#### [Problem to solve]
For the entries below, report the number of lines where the string "Product" appears, and only that number.

═════ Exercise materials ═════

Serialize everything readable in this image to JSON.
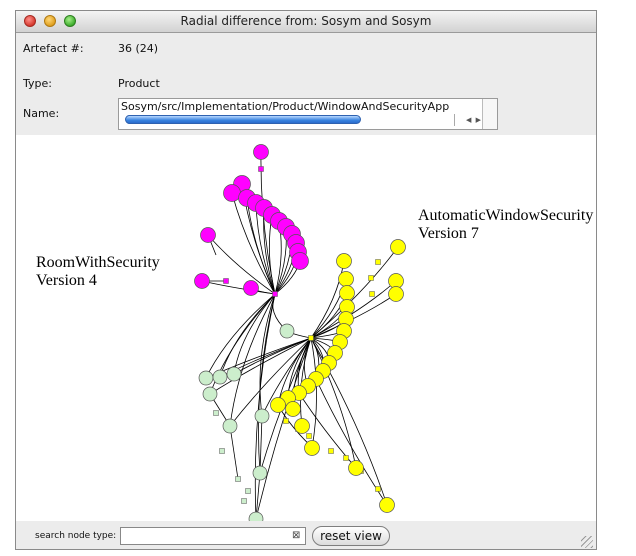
{
  "window": {
    "title": "Radial difference  from: Sosym and Sosym"
  },
  "info": {
    "artefact_label": "Artefact #:",
    "artefact_value": "36 (24)",
    "type_label": "Type:",
    "type_value": "Product",
    "name_label": "Name:",
    "name_value": "Sosym/src/Implementation/Product/WindowAndSecurityApp"
  },
  "graph": {
    "left_label_line1": "RoomWithSecurity",
    "left_label_line2": "Version 4",
    "right_label_line1": "AutomaticWindowSecurity",
    "right_label_line2": "Version 7",
    "colors": {
      "removed": "#ff00ff",
      "added": "#ffff00",
      "common": "#cceecc",
      "edge": "#000000"
    }
  },
  "search": {
    "label": "search node type:",
    "value": "",
    "clear_icon": "clear-icon",
    "reset_label": "reset view"
  }
}
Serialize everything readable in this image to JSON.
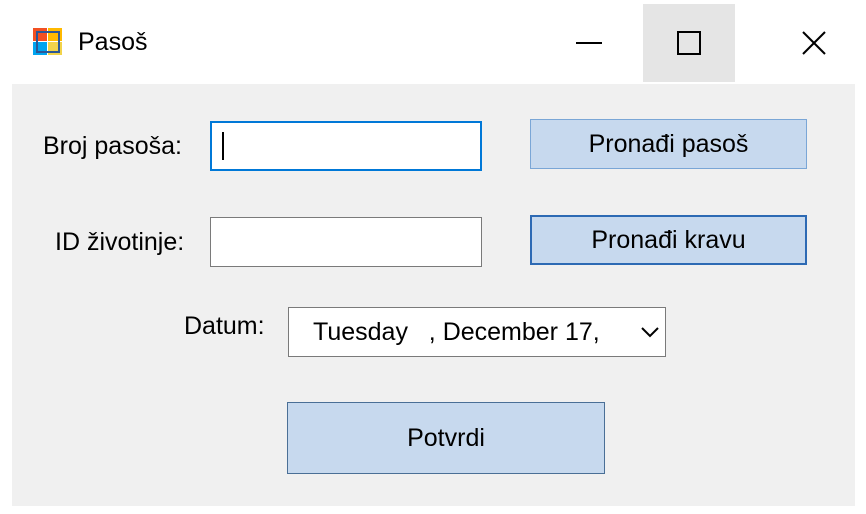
{
  "window": {
    "title": "Pasoš"
  },
  "form": {
    "passport_label": "Broj pasoša:",
    "passport_value": "",
    "find_passport_label": "Pronađi pasoš",
    "animal_id_label": "ID životinje:",
    "animal_id_value": "",
    "find_cow_label": "Pronađi kravu",
    "date_label": "Datum:",
    "date_value": "Tuesday   , December 17,",
    "confirm_label": "Potvrdi"
  },
  "colors": {
    "accent": "#0078d7",
    "button_fill": "#c7d9ee",
    "client_bg": "#f0f0f0"
  },
  "icons": {
    "app": "windows-form-icon",
    "minimize": "minimize-icon",
    "maximize": "maximize-icon",
    "close": "close-icon",
    "dropdown": "chevron-down-icon"
  }
}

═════

#### [Solution for this task]
2